(Interface dataset entries)
-------
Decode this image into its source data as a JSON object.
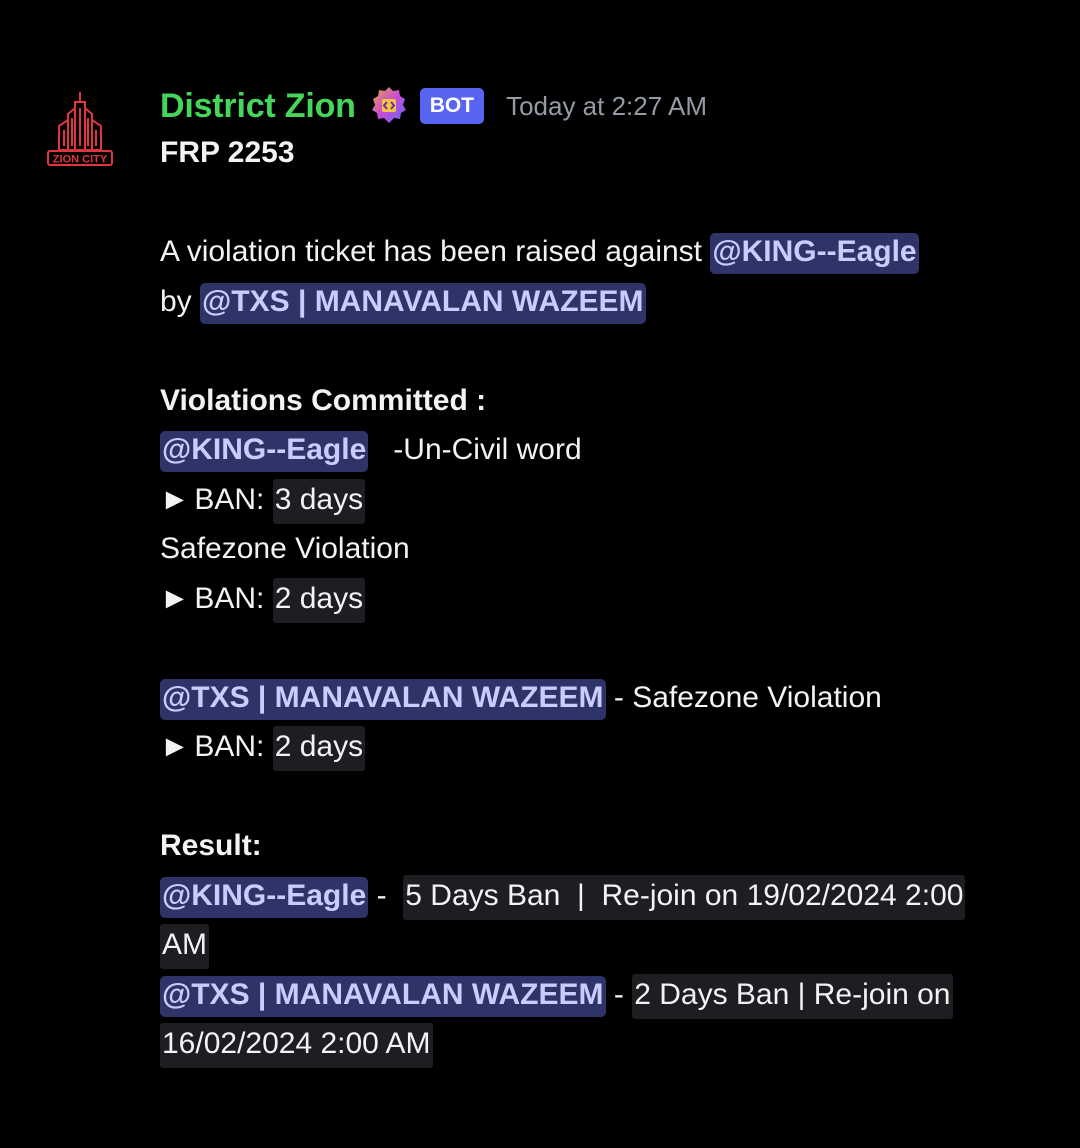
{
  "message": {
    "author": "District Zion",
    "bot_tag": "BOT",
    "timestamp": "Today at 2:27 AM",
    "avatar_text": "ZION CITY",
    "line_title": "FRP 2253",
    "intro_text": "A violation ticket has been raised against ",
    "mention_king": "@KING--Eagle",
    "by_text": "by ",
    "mention_txs": "@TXS | MANAVALAN WAZEEM",
    "violations_heading": "Violations Committed :",
    "v1_desc": "   -Un-Civil word",
    "arrow": "►",
    "ban_label": " BAN: ",
    "ban_3": "3 days",
    "v2_desc": "Safezone Violation",
    "ban_2": "2 days",
    "v3_desc": " - Safezone Violation",
    "result_heading": "Result:",
    "r1_sep": " -  ",
    "r1_text": "5 Days Ban  |  Re-join on 19/02/2024 2:00",
    "r1_cont": "AM",
    "r2_sep": " - ",
    "r2_text": "2 Days Ban | Re-join on",
    "r2_cont": "16/02/2024 2:00 AM"
  },
  "colors": {
    "username": "#45d55a",
    "bot_tag": "#5865f2",
    "mention_bg": "#2e3468",
    "mention_text": "#c9cdfb",
    "code_bg": "#1d1e21",
    "avatar": "#e0343f"
  },
  "icons": {
    "avatar": "zion-city-logo",
    "server_tag": "server-tag-badge-icon"
  }
}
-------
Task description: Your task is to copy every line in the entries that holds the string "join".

Reply:
    "r1_text": "5 Days Ban  |  Re-join on 19/02/2024 2:00",
    "r2_text": "2 Days Ban | Re-join on",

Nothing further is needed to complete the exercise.